The common thread in this innovation story is around the customer experience, especially convenience. We’ve made progress on value. Our prices are lower. On assortment, we have even more choice. And we’re focused on saving customers’ time and making it easier to shop with us.
Walmart said it plans next month to launch an initiative it calls Mobile Express Returns, in which online customers can use the Walmart mobile app to speed up and simplify returns to Walmart stores of goods purchased in-store and online. Walmart’s ultimate goal is to slash return time to 30 seconds from the minutes it can take now—and many minutes, if the line is long.
The company also beefed up its e-commerce chops this week by announcing the acquisition of Parcel, a Brooklyn, N.Y.-based same-day-delivery startup. “Parcel is a proven leader in e-commerce package delivery, including taking fresh, frozen and perishable food the last mile—that is, the last step in the shipping process as products make their way from a fulfillment center to your door,” Walmart said in a blog post.
Meanwhile, America’s largest grocery retailer is investing heavily in another sort of digitally-enabled convenience: pickup at one of its stores. It sees grocery pickup as a way of marrying its e-commerce business with its biggest existing advantage: its network of stores across the country. Click-and-pickup customers can also go a store’s “pickup tower” to get any items ordered online.
Many people want to streamline their food shopping but not all want home delivery. In fact, according to the New York Times, Walmart is betting on the millions of Americans in suburban and rural areas who drive everywhere, trying to make ordering groceries online and then picking them up yourself as seamless as a fast food drive-through. That requires huge investments in staffing and training employees how to fulfill these orders from the store, but going down this road is another way in which Walmart is trying to leverage the advantages it does have over Amazon.
As it gets increasingly digital, it also needs to do a better job at parsing the data it collects along its digital experiences, with McMillon giving the company a two out of 10 on its data analysis efforts.
“From 1 to 10 in our use of data, I would say we’re probably about a 2,” McMillon stated. “We use data to improve in-stock and replenishment. We don’t use data to personalize. And with our EDLP roots, we made a conscious decision not to do a lot of couponing, either in the physical world or digitally. I don’t personally believe that that builds loyalty and we want to build trust, and we want to build loyalty. Having said that, I think in this world, we need to kind of push refresh on our minds as it relates to that, not that we should do couponing, but we should be very open to personalization.”
Of course, even Walmart can use allies in taking on the Amazon juggernaut. It recently announced that it’s giving a $25 discount to users who purchase a Google voice-recognition device—call it an Alexa-fighter—at a Walmart store, place an order with the retailer and link their Walmart account to Google Express. Walmart and Google announced their voice recognition partnership in August.

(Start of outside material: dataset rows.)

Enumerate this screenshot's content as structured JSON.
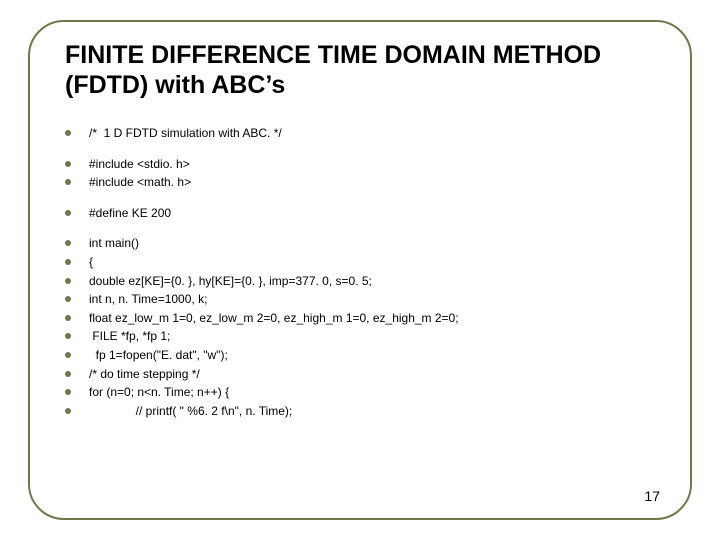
{
  "title": "FINITE DIFFERENCE TIME DOMAIN METHOD (FDTD) with ABC’s",
  "groups": [
    [
      "/*  1 D FDTD simulation with ABC. */"
    ],
    [
      "#include <stdio. h>",
      "#include <math. h>"
    ],
    [
      "#define KE 200"
    ],
    [
      "int main()",
      "{",
      "double ez[KE]={0. }, hy[KE]={0. }, imp=377. 0, s=0. 5;",
      "int n, n. Time=1000, k;",
      "float ez_low_m 1=0, ez_low_m 2=0, ez_high_m 1=0, ez_high_m 2=0;",
      " FILE *fp, *fp 1;",
      "  fp 1=fopen(\"E. dat\", \"w\");",
      "/* do time stepping */",
      "for (n=0; n<n. Time; n++) {",
      "              // printf( \" %6. 2 f\\n\", n. Time);"
    ]
  ],
  "page_number": "17"
}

“The industry has been waiting for sellers and technologists to map out a path to compete with the Amazon juggernaut and the rise of Alexa,” Jennifer Sherman, senior vice president of product and strategy at Kibo, an omnichannel commerce software company, told MarketWatch. “With this new move Walmart has unlocked voice-based commerce on devices that already enjoy greater penetration than the Echo, the smartphone” by Amazon.